Office Treatment of Rectal and Anal Diseases

Author Affiliations

From Harvard Medical School and Massachusetts General Hospital, Boston.

JAMA. 1973;223(6):676-680. doi:10.1001/jama.1973.03220060050012

Considering the role of the rectum and anus as a conduit for excretion of gaseous, liquid, or solid waste with high concentrations of infective bacteria, their functions are remarkably efficient and trouble-free. In fact, discrimination, continence, and defecation are accomplished largely at reflex levels with acute consciousness of anorectal function being reserved for states of deliberate continence of defecation, malfunction, or disease.1,2

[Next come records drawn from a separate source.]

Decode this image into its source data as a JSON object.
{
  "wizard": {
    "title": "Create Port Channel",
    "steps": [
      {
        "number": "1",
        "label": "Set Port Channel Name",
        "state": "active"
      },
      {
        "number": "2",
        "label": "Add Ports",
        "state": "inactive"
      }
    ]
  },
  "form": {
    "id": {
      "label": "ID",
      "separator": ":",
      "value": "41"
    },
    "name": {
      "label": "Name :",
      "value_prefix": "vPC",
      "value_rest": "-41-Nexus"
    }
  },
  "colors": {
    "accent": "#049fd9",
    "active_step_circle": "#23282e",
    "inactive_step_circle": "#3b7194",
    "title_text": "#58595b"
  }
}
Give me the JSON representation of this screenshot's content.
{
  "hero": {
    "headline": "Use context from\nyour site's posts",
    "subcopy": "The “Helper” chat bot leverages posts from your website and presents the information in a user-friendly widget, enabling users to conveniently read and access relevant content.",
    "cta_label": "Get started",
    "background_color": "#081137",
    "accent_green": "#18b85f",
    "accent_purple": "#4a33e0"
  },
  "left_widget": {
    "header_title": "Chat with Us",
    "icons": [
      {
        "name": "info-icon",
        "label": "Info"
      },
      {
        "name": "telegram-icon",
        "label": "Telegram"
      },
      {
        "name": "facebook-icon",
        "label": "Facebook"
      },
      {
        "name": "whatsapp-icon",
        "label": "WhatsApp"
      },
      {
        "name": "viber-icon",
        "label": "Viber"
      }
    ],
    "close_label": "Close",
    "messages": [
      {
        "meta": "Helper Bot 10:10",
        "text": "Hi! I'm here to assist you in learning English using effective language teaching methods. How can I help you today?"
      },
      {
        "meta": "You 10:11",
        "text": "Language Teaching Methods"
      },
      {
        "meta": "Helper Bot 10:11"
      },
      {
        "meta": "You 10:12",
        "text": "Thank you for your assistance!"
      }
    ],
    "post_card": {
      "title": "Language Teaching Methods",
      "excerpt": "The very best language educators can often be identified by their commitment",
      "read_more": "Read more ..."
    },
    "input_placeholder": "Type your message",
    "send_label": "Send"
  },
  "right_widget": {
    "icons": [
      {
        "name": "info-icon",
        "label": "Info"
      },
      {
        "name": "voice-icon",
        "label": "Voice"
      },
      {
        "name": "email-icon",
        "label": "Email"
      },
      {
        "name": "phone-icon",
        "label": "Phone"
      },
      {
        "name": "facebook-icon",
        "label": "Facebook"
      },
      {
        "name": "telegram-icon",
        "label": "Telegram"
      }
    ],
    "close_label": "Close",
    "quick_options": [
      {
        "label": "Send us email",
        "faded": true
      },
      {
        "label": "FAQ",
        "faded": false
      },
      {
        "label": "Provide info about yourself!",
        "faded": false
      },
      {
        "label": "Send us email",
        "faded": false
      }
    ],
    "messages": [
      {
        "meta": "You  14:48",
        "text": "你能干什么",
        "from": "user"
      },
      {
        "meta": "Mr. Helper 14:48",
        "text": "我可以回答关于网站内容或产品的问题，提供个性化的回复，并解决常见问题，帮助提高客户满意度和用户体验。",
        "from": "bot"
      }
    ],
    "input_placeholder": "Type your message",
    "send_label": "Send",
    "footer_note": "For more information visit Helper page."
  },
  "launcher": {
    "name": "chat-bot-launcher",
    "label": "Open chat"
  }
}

Normal Physiology  In the resting state, anus and rectum are empty and collapsed with their side walls closely approximated. The sigmoid colon, a narrowed segment with relatively high intraluminal pressure, functions as a partial sphincter to retain bowel content in the proximal reservoir of descending colon. Increased intra-abdominal pressure with muscular exertion or straining tends to collapse even more tightly the walls of the empty rectum above the levator muscles to reinforce the mechanisms of continence. In addition, the internal sphincter of the anus maintains a state